Here’s a list of just some of the potential complications -depending on the type of surgery – that are recognized risks of this surgery:

  • Bleeding
  • Complications due to anesthesia and medications
  • Deep vein thrombosis
  • Dehiscence (wound breakdown)
  • Infections
  • Leaks from staple line breakdown
  • Marginal ulcers
  • Pulmonary (lung) problems
  • Spleen injury
  • malabsorption
  • nutritional complications
  • death (reported as less than one percent)

On the other side of the equation, there is no doubt that when indicated, this surgery can certainly provide much needed restoration of health and longevity to these juvenile patients:

Obese children can suffer from a long list of problems better known in adults: insulin resistance, high blood pressure, fatty liver, a thickening of the left side of the heart, and even depression.

So far, the studies have found that the body starts to repair itself as the weight falls. For example, two years after gastric bypass, the left side of the heart has started to return to normal in most adolescents, according to cardiologists at Cincinnati Children’s. Research also suggested that for at least as long as the children have been followed, the procedure appeared safe, and about 85 to 90 percent of adolescents maintained their initial weight loss, Dr.  (Thomas H.)Inge [director of the surgical weight loss program at Cincinnati Children’s] said.

Those on the other side of this significant debate are not so confident in the long-term effects/benefits of having children undergo weight-loss surgery:

Some physicians, including Dr. Edward Livingston, chairman of gastrointestinal and endocrine surgery at the University of Texas Southwestern Medical Center at Dallas, say advocates could be drawing conclusions too early. No one can say whether the changes will translate into a health advantage later on. Dr. Livingston noted that a third of the children in the Australian gastric-banding study had to go back to the operating room over concerns about the device — and that even the children in the group that did not have surgery showed respectable improvements in blood pressure, insulin resistance and other measures. With or without surgery, he said, “both groups got better.”

The NY Times article reports: “No one knows exactly how many adolescents are turning to surgery to get thinner. One of the few studies, published in 2007, reported that bariatric surgery in teenagers was relatively rare but rising fast: from 2000 to 2003 (the last year examined), the number of operations tripled, to about 800.”

In one article, it is estimated that 220,000 bariatric procedures were performed in 2008 with an estimated increase of approximately 20,000 in 2009.

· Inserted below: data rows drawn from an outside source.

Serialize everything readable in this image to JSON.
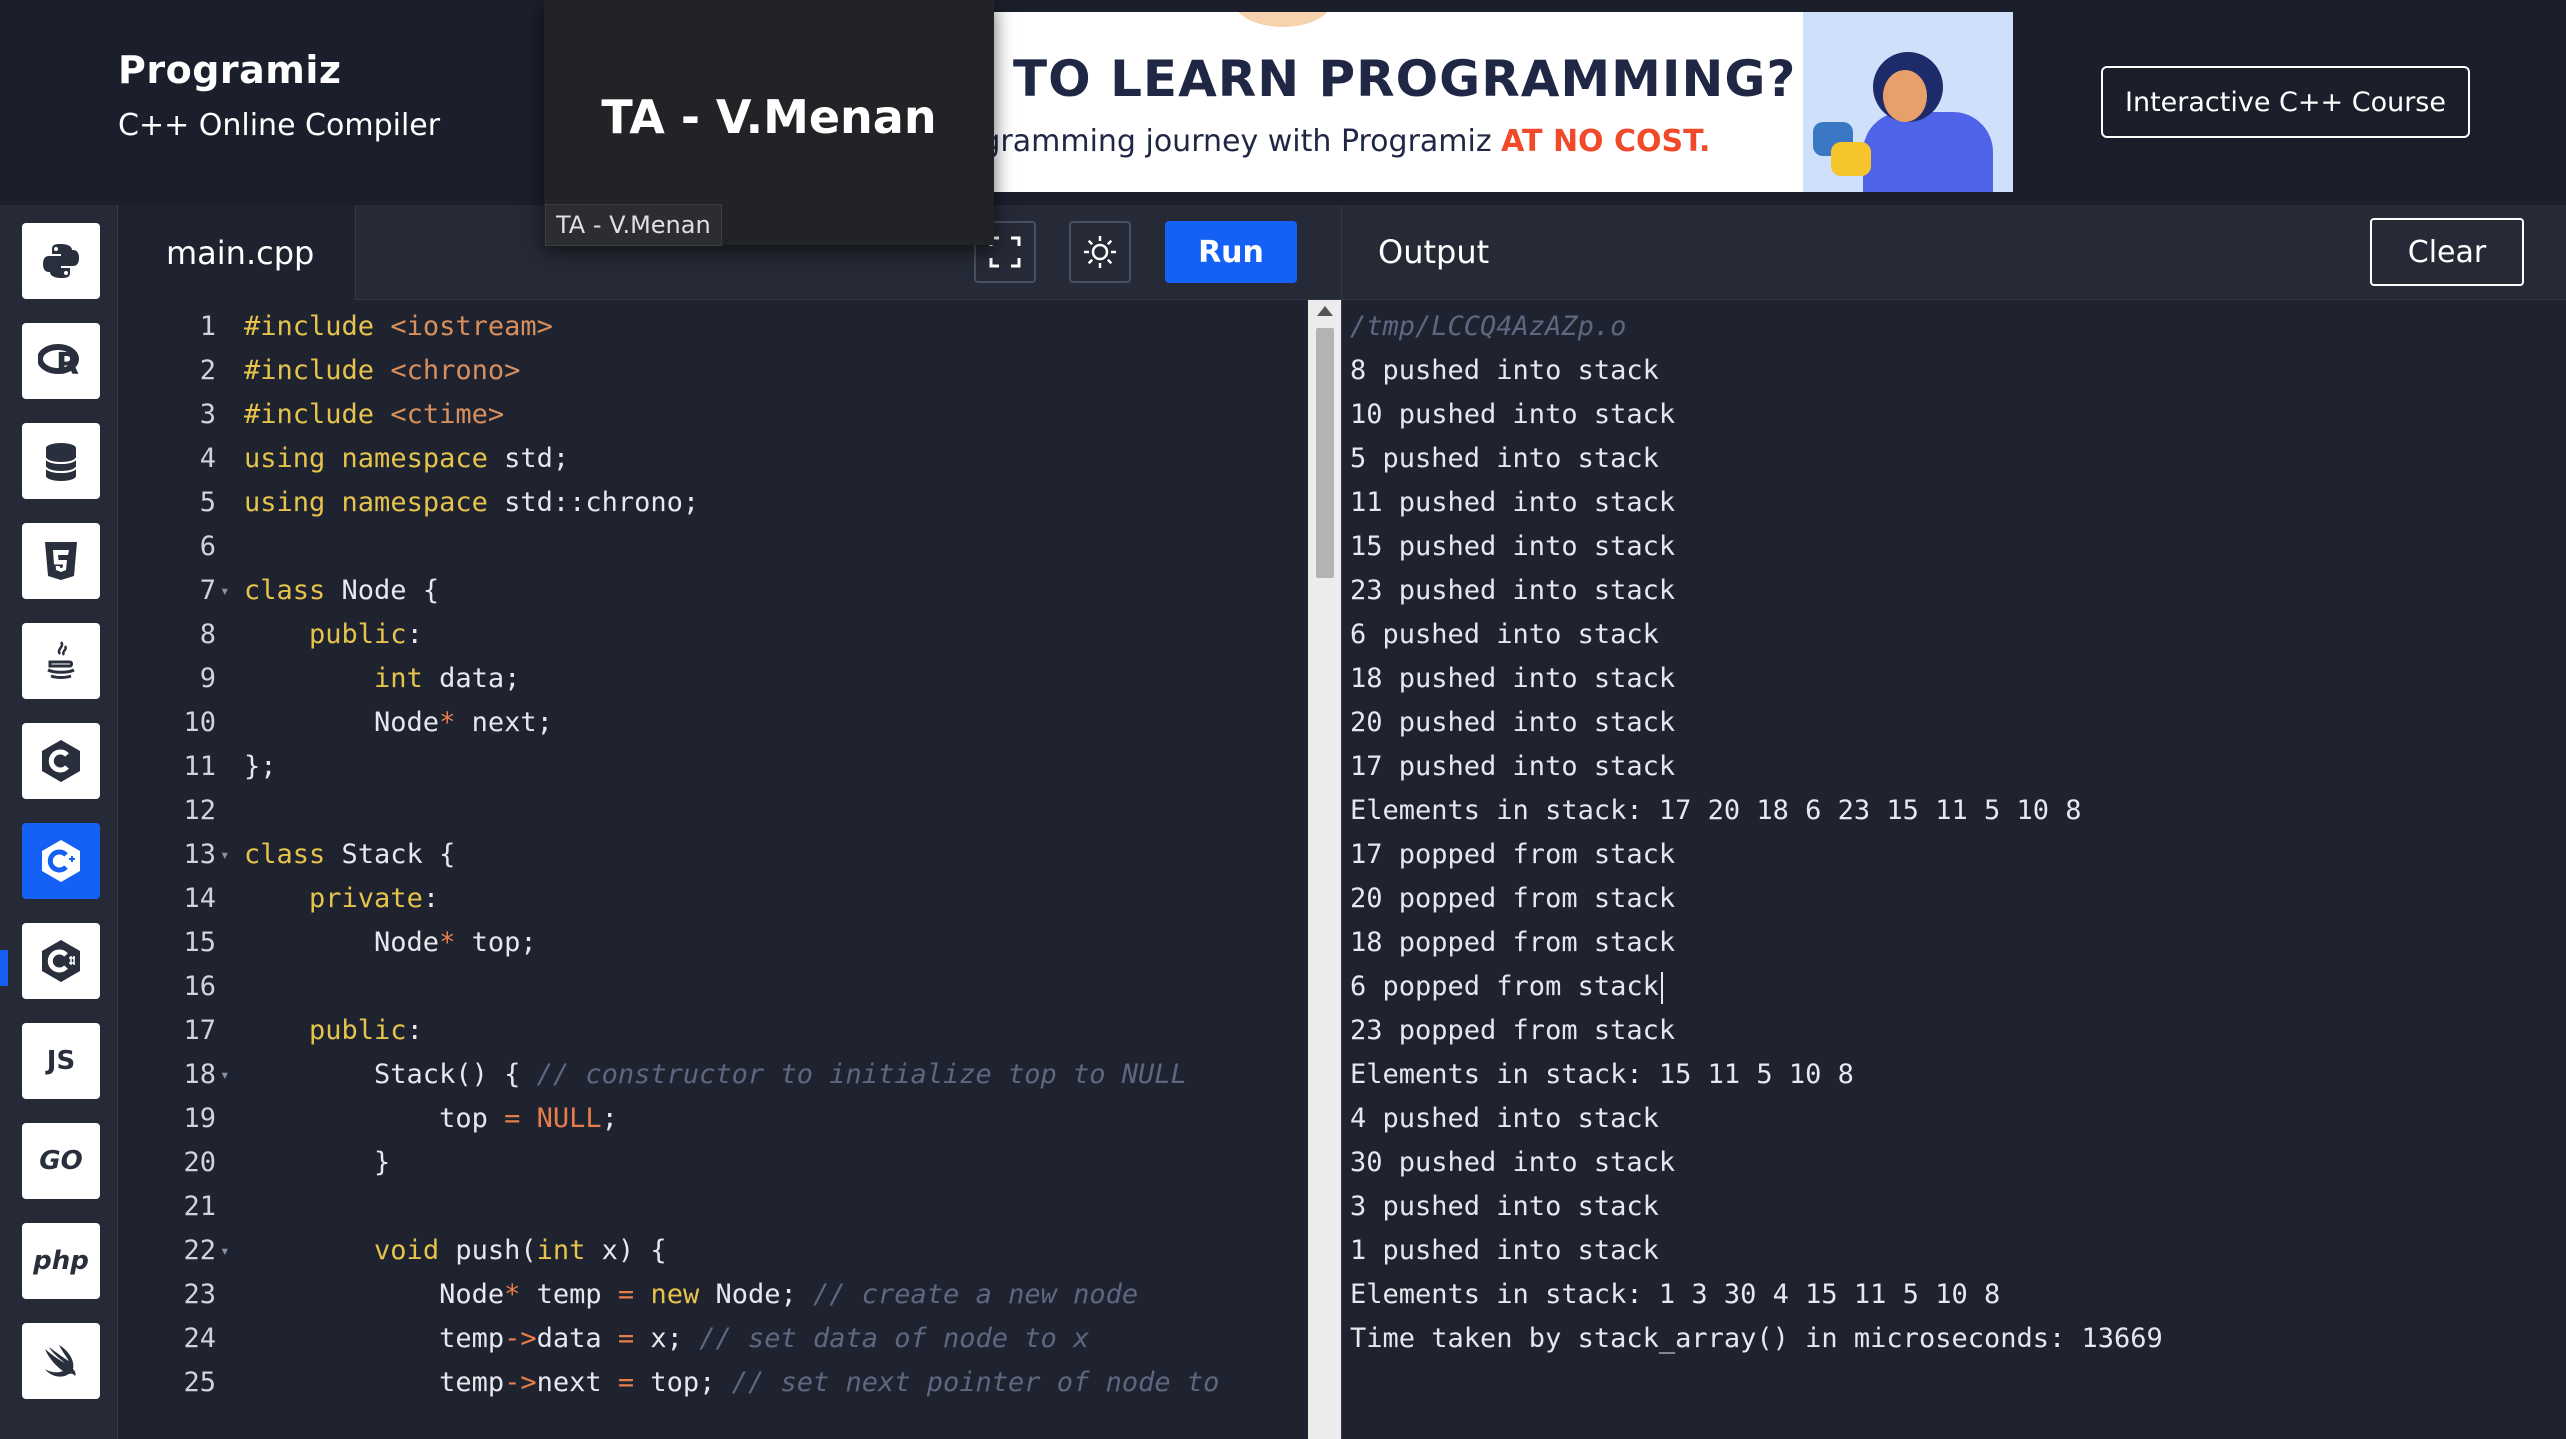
{
  "header": {
    "logo_text": "Programiz",
    "subtitle": "C++ Online Compiler",
    "course_button": "Interactive C++ Course"
  },
  "tab_popup": {
    "title": "TA - V.Menan",
    "tooltip": "TA - V.Menan"
  },
  "banner": {
    "headline": "IG TO LEARN PROGRAMMING?",
    "sub_prefix": "ogramming journey with Programiz ",
    "sub_highlight": "AT NO COST."
  },
  "sidebar": {
    "items": [
      {
        "name": "python",
        "icon": "python-icon"
      },
      {
        "name": "r",
        "icon": "r-icon"
      },
      {
        "name": "sql",
        "icon": "database-icon"
      },
      {
        "name": "html",
        "icon": "html5-icon"
      },
      {
        "name": "java",
        "icon": "java-icon"
      },
      {
        "name": "c",
        "icon": "c-icon"
      },
      {
        "name": "cpp",
        "icon": "cpp-icon",
        "active": true
      },
      {
        "name": "csharp",
        "icon": "csharp-icon"
      },
      {
        "name": "js",
        "label": "JS"
      },
      {
        "name": "go",
        "label": "GO"
      },
      {
        "name": "php",
        "label": "php"
      },
      {
        "name": "swift",
        "icon": "swift-icon"
      }
    ]
  },
  "editor": {
    "file_name": "main.cpp",
    "run_label": "Run",
    "lines": [
      {
        "n": "1",
        "code": "#include <iostream>"
      },
      {
        "n": "2",
        "code": "#include <chrono>"
      },
      {
        "n": "3",
        "code": "#include <ctime>"
      },
      {
        "n": "4",
        "code": "using namespace std;"
      },
      {
        "n": "5",
        "code": "using namespace std::chrono;"
      },
      {
        "n": "6",
        "code": ""
      },
      {
        "n": "7",
        "code": "class Node {"
      },
      {
        "n": "8",
        "code": "    public:"
      },
      {
        "n": "9",
        "code": "        int data;"
      },
      {
        "n": "10",
        "code": "        Node* next;"
      },
      {
        "n": "11",
        "code": "};"
      },
      {
        "n": "12",
        "code": ""
      },
      {
        "n": "13",
        "code": "class Stack {"
      },
      {
        "n": "14",
        "code": "    private:"
      },
      {
        "n": "15",
        "code": "        Node* top;"
      },
      {
        "n": "16",
        "code": ""
      },
      {
        "n": "17",
        "code": "    public:"
      },
      {
        "n": "18",
        "code": "        Stack() { // constructor to initialize top to NULL"
      },
      {
        "n": "19",
        "code": "            top = NULL;"
      },
      {
        "n": "20",
        "code": "        }"
      },
      {
        "n": "21",
        "code": ""
      },
      {
        "n": "22",
        "code": "        void push(int x) {"
      },
      {
        "n": "23",
        "code": "            Node* temp = new Node; // create a new node"
      },
      {
        "n": "24",
        "code": "            temp->data = x; // set data of node to x"
      },
      {
        "n": "25",
        "code": "            temp->next = top; // set next pointer of node to"
      }
    ]
  },
  "output": {
    "title": "Output",
    "clear_label": "Clear",
    "path": "/tmp/LCCQ4AzAZp.o",
    "lines": [
      "8 pushed into stack",
      "10 pushed into stack",
      "5 pushed into stack",
      "11 pushed into stack",
      "15 pushed into stack",
      "23 pushed into stack",
      "6 pushed into stack",
      "18 pushed into stack",
      "20 pushed into stack",
      "17 pushed into stack",
      "Elements in stack: 17 20 18 6 23 15 11 5 10 8",
      "17 popped from stack",
      "20 popped from stack",
      "18 popped from stack",
      "6 popped from stack",
      "23 popped from stack",
      "Elements in stack: 15 11 5 10 8",
      "4 pushed into stack",
      "30 pushed into stack",
      "3 pushed into stack",
      "1 pushed into stack",
      "Elements in stack: 1 3 30 4 15 11 5 10 8",
      "Time taken by stack_array() in microseconds: 13669"
    ]
  },
  "colors": {
    "accent": "#1560f5",
    "background": "#1f2330",
    "keyword": "#e6c34a",
    "comment": "#5f6780"
  }
}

There is also an ongoing debate as to which form of weight-loss surgery is indicated for adolescents – bypass or banding.

Nor do surgeons agree on which of the two procedures used most — banding or bypass — is more appropriate for youths. Dr. Nadler, of Children’s National Medical Center, prefers banding, saying it is less radical and can be more easily undone if need be. In November, in The Journal of the American College of Surgeons, he described a study finding that among 41 teenagers followed for two years after gastric banding, their excess body weight had dropped by about half, on average, and other measures of their health had improved.

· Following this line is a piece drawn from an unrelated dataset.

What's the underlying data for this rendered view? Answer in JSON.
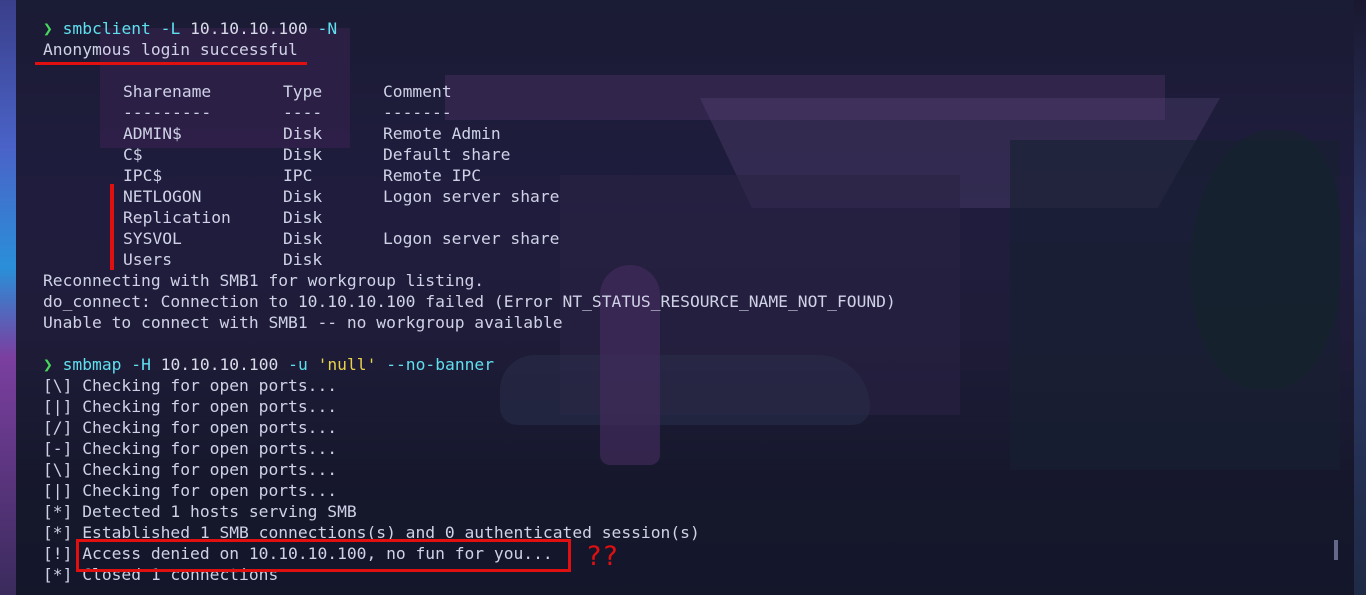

There is no doubt the debates will rage on for years to come.  What is evident, however, to those of us who have litigated many cases involving bariatric surgery performed on adults, is that this is not to be considered a ‘quick fix’ for being overweight.  It is not a form of cosmetic surgery.  This is serious stuff and reasoned considerations must be made: (1) is it medically indicated?; (2) what are the alternatives?; (3) who are the surgeons skilled in these procedures?; (4) is the adolescent properly being screened and counseled before undergoing surgery?; (5) what post-operative follow-up is needed?; (6) is the facility where the procedure is to be performed truly recognized as being capable of dealing with such patients and potential post-operative complications?; and (7) does the child and his/her parent(s) truly understand the risks associated with such procedures? – just to name a few of the many issues that must be addressed.